Bill is married to Anne DesRosier, a member of a highly gifted early Browning family that has stayed pretty much on the reservation and has not held itself aloof but always been part of the life there. Anne is completing a master’s degree in environment and history in Missoula. Mary DesRosier, MD, her sister, serves Heart Butte but sometimes lives in Valier. The DesRosiers came about the same time as the Scrivers and the DeVoe Swanks, who started with a gas station in Browning and generations later have become a regional construction empire. At first glance Bill seems like an immigrant from back east, but part of his reason for coming here was local, just over the Canadian border.

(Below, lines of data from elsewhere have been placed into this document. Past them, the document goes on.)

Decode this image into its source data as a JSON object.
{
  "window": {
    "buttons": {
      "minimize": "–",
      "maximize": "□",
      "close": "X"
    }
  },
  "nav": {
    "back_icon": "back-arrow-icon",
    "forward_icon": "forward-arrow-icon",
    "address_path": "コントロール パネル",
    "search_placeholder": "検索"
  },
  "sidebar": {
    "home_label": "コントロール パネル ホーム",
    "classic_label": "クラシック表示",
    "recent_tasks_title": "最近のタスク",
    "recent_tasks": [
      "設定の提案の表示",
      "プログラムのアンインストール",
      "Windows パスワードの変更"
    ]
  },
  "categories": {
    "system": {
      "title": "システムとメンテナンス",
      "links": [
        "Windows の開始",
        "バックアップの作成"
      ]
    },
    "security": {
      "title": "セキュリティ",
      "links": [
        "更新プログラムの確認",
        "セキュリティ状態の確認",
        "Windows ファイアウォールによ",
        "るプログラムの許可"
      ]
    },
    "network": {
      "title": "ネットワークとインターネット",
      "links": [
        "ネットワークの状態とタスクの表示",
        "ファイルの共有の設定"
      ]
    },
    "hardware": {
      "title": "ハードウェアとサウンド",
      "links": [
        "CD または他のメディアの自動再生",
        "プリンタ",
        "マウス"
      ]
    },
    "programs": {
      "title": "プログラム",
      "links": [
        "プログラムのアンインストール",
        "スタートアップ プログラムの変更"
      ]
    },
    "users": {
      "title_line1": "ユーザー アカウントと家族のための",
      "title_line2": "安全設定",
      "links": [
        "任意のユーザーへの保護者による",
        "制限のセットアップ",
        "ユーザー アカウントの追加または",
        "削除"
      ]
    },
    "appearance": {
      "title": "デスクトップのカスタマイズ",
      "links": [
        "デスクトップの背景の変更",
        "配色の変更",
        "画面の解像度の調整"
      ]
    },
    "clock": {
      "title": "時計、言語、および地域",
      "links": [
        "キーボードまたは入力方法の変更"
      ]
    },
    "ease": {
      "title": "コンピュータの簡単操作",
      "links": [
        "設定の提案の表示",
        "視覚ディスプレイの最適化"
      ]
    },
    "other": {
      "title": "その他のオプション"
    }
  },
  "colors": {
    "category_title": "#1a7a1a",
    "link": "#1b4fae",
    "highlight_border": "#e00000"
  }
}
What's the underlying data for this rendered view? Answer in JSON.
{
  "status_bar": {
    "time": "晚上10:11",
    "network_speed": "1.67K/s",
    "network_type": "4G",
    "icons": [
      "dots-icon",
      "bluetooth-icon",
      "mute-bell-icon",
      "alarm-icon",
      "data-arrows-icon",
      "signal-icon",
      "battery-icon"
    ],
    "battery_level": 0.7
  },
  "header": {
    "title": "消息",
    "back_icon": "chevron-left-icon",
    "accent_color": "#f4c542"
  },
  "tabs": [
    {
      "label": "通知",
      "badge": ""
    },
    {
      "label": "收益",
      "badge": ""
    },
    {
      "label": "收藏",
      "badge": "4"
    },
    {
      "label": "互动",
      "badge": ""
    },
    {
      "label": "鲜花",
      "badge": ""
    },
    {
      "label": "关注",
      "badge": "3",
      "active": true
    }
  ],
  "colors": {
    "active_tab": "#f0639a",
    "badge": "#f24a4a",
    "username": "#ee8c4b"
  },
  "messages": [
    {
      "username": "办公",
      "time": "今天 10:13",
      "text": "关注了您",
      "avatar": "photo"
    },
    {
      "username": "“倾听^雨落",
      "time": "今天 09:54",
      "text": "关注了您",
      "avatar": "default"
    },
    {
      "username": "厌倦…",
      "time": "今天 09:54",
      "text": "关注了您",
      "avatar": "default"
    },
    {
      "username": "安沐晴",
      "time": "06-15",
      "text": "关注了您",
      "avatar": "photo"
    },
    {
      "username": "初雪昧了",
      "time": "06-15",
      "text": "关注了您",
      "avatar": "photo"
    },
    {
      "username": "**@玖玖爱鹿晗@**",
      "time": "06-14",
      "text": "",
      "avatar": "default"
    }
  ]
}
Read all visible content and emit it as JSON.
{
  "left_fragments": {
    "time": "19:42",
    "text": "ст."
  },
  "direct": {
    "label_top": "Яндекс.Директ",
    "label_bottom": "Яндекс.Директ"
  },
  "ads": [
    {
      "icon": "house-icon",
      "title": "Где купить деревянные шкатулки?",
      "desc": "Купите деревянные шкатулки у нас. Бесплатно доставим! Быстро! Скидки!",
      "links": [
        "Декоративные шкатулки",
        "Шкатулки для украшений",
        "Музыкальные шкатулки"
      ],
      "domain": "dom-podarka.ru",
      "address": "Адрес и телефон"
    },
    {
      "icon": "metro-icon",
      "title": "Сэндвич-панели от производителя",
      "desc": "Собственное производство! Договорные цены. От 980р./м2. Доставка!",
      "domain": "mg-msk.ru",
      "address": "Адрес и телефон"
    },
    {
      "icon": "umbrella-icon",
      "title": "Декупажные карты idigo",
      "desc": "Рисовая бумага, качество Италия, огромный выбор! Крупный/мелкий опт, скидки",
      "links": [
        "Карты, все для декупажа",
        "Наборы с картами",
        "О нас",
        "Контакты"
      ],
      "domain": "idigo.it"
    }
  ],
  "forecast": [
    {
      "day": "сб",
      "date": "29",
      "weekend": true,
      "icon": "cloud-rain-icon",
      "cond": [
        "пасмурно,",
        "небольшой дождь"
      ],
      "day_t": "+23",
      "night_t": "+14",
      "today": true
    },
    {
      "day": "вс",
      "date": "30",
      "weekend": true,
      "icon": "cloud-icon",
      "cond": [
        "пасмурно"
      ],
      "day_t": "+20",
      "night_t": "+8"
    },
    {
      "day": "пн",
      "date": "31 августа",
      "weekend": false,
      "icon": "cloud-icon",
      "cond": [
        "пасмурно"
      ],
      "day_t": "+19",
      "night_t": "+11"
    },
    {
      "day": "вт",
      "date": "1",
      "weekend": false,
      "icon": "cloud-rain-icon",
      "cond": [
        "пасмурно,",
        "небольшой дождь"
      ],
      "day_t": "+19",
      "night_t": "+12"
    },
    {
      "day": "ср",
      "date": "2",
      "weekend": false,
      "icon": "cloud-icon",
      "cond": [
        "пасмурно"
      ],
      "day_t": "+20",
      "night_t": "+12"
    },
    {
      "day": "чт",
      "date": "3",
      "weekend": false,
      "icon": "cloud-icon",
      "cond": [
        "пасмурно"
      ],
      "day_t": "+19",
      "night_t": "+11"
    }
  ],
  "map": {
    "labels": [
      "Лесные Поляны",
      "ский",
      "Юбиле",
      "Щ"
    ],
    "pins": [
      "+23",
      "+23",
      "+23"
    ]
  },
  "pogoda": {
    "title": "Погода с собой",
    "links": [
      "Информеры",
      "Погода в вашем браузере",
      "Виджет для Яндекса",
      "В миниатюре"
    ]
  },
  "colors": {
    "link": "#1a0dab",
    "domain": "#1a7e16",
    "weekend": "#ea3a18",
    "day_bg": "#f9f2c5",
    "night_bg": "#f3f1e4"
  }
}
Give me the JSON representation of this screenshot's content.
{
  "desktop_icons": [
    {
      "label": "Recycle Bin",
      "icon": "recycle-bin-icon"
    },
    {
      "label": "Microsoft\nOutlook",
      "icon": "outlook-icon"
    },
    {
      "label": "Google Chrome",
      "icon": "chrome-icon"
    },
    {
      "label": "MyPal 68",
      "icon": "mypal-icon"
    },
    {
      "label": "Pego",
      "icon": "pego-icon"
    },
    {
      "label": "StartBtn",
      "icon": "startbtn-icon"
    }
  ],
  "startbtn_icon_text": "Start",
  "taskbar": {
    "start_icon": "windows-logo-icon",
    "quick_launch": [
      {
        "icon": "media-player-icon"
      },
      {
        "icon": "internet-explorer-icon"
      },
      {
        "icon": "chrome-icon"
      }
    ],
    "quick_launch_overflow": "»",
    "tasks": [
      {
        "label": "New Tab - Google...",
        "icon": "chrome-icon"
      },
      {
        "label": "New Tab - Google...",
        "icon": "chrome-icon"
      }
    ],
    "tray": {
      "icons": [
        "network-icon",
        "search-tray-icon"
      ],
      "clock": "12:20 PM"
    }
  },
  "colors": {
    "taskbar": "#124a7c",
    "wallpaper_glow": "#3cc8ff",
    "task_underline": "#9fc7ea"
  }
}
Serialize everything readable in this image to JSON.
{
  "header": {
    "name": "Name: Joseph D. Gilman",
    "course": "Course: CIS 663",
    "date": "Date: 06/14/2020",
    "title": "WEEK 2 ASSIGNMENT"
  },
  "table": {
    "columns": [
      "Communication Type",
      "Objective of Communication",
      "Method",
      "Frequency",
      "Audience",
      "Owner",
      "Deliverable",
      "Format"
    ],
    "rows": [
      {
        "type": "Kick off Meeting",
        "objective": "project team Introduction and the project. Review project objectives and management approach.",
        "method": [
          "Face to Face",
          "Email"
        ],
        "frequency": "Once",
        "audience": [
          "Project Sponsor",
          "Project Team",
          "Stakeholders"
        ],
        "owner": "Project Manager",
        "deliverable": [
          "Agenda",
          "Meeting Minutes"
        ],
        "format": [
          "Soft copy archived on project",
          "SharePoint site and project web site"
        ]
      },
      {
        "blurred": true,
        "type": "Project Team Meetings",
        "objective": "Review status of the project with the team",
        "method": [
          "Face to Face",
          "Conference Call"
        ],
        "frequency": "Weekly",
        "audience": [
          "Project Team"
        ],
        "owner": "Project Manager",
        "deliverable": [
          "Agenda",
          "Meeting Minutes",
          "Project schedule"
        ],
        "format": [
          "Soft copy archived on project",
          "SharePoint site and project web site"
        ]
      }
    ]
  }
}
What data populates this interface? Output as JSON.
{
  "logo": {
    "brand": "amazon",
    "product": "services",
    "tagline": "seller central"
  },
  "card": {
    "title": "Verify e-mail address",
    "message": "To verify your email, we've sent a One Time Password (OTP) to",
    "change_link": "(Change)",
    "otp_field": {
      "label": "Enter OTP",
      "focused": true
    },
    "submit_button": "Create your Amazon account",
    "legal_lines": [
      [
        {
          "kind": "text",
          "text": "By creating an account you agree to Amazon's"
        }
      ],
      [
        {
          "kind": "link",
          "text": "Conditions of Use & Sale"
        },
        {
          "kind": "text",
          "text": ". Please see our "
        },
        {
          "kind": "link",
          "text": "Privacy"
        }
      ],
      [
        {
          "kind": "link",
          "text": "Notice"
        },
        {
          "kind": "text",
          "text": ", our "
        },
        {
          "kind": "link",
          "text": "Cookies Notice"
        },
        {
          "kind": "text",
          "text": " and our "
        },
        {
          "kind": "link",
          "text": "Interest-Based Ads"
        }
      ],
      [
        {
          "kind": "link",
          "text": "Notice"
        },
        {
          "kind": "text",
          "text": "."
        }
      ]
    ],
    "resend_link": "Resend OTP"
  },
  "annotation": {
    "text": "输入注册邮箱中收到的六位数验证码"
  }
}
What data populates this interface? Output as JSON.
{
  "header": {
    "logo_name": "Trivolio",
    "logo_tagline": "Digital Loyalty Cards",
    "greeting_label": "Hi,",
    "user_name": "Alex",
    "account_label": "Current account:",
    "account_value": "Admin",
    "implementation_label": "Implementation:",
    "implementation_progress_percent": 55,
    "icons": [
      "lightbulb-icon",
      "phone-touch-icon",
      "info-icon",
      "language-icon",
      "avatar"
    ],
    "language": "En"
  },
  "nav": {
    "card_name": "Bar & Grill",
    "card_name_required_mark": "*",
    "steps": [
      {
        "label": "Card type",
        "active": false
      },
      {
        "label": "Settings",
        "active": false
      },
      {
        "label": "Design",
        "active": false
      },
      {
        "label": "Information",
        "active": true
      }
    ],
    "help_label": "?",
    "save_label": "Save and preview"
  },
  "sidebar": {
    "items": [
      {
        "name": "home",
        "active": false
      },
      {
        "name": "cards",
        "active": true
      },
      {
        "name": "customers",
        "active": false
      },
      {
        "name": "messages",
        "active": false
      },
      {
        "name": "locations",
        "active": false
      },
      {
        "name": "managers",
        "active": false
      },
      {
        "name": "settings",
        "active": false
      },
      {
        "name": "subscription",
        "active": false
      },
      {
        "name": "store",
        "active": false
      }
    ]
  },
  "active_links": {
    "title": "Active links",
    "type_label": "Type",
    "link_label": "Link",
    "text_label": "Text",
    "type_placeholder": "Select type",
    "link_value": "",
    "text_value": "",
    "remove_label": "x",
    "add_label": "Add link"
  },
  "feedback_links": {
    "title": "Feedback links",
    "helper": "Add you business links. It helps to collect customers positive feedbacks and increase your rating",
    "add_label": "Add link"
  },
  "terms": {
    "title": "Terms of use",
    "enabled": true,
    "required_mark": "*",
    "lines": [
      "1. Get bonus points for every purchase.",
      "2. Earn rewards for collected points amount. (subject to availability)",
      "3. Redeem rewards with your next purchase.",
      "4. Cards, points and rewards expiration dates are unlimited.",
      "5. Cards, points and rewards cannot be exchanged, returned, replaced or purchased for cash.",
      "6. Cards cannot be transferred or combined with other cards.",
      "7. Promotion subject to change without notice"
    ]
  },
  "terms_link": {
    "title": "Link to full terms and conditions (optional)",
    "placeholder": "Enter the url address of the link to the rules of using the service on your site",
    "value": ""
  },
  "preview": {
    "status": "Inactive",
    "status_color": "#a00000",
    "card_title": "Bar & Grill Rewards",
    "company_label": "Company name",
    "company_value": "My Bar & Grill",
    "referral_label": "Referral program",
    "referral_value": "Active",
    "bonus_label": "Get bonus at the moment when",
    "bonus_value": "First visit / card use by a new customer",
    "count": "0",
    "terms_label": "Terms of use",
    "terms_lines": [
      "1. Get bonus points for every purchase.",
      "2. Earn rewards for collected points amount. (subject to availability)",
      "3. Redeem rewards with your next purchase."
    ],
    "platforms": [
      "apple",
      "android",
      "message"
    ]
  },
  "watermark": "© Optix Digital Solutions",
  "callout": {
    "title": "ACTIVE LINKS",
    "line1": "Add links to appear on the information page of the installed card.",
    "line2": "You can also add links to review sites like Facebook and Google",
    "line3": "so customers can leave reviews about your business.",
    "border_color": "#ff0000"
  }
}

These are among his ancestors: “Charles Alexander Magrath conducted foundation surveys of the Northwest Territories from 1878 until 1885. He joined Sir Alexander Tilloch Galt and Elliott Torrance Galt in their western industrial enterprises as a surveyor, later becoming Elliott's assistant and Land Commissioner of the North Western Coal and Navigation Company. He was also the first mayor of Lethbridge, Alberta, which has a major street Mayor Magrath Drive named after him.” “Magrath has been called "The Father of Irrigation in Southern Alberta.” (Magrath and Galt compare to the Conrads or Paris Gibson on this side of the border.)
Engineering is one thing: practical considerations of materials and design that consider cost, durability, maintenance and so on. Architecture responds to that, but is also a work of inspiration, aesthetics, and the human elements. The clearest element of this is Grant’s inclusion of scissor-beams to keep the addition from just being a box, but rather relating to the existing cathedral ceiling and central fireplace. The more the architect is included, motivated, and insightful, the better the results.
Snowfalls can come in any month of the year.
One early thought was the need for more shelving. Then there was a concern about an ADA computer station and an ADA restroom -- even an ADA entry! Not a lot of people arrive in wheelchairs, but we are an aging population. Again, people wished for a meeting room or a place to be separated from hub-bub. A key consideration was relocating the service desk/office so that the librarian could constantly scan the whole space. There are laptops that can be taken to quiet corners. All the furniture is constantly moving. Crafts and food projects need collapsible tables. Daylight, heat, and cold are key considerations. What seemed at first to be practical, like a concrete floor that was mess-tolerant, later was realized to be impractical on Valier soil, which constantly moves, expanding and contracting so that it cracks all slabs enough for ants to find their way in. Bill’s many years of local experience with materials and work crews makes him a major resource, quite aside from design.
Eave mobiles made from beads and forks.
The key aspect is still the library’s function as a hub. Cathy told me that the kids have become so attached to the place that twice now children have made their way to it as a place of safety. One was a child accidentally locked out who came for help, and another was a child who misunderstood the family agenda and got left behind. It was after hours but under the overhang of the front door he waited patiently on the bench until his folks spotted him from the highway. Everyone understands that a bank is a regional service. Not all of us grasp that a library is a kind of bank that stores a wealth of knowledge, ideas, inspiration, and relationships almost like family, including the famous characters in books.